:: Task requirements ::
Show every line of the data that contains the string "logo".

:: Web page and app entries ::
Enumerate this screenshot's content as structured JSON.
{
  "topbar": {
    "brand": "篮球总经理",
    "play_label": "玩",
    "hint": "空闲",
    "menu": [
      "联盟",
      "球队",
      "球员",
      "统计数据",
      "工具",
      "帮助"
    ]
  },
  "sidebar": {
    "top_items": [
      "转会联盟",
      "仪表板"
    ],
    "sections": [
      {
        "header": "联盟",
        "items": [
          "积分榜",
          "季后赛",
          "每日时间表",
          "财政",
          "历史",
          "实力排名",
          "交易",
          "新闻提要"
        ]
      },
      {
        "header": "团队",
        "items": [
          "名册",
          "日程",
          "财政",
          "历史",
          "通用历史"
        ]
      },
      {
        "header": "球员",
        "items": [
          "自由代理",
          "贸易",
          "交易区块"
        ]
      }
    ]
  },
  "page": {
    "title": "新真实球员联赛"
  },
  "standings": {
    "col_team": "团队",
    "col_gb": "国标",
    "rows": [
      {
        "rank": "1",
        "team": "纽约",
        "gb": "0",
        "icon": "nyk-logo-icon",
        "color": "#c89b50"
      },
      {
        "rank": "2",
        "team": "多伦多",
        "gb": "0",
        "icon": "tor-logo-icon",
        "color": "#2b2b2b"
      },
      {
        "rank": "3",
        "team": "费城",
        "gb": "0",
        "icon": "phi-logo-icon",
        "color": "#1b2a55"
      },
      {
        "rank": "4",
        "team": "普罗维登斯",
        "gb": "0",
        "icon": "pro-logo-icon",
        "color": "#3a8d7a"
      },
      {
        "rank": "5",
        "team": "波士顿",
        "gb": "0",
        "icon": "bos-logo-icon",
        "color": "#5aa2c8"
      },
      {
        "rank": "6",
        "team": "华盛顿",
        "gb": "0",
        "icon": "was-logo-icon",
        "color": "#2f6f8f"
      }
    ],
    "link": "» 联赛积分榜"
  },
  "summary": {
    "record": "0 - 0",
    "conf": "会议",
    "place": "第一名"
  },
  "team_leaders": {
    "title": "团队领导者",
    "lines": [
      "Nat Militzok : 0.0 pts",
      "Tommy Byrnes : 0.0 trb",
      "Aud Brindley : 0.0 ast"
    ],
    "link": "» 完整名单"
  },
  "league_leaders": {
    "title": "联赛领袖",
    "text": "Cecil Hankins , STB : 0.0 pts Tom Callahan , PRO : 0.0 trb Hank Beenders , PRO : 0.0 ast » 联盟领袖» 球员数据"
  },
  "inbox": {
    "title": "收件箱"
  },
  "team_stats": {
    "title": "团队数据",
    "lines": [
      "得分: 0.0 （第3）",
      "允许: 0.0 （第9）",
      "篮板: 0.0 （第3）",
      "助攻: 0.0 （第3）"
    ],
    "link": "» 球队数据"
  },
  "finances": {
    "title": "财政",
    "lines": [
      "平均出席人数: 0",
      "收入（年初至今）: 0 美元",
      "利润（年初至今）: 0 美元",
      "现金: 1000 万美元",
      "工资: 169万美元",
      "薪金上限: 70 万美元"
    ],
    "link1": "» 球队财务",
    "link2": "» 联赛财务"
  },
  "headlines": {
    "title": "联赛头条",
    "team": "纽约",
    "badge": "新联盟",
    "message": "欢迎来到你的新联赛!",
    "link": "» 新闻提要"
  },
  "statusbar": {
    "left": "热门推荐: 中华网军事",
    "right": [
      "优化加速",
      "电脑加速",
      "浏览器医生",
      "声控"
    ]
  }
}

:: The completed task ::
        "icon": "nyk-logo-icon",
        "icon": "tor-logo-icon",
        "icon": "phi-logo-icon",
        "icon": "pro-logo-icon",
        "icon": "bos-logo-icon",
        "icon": "was-logo-icon",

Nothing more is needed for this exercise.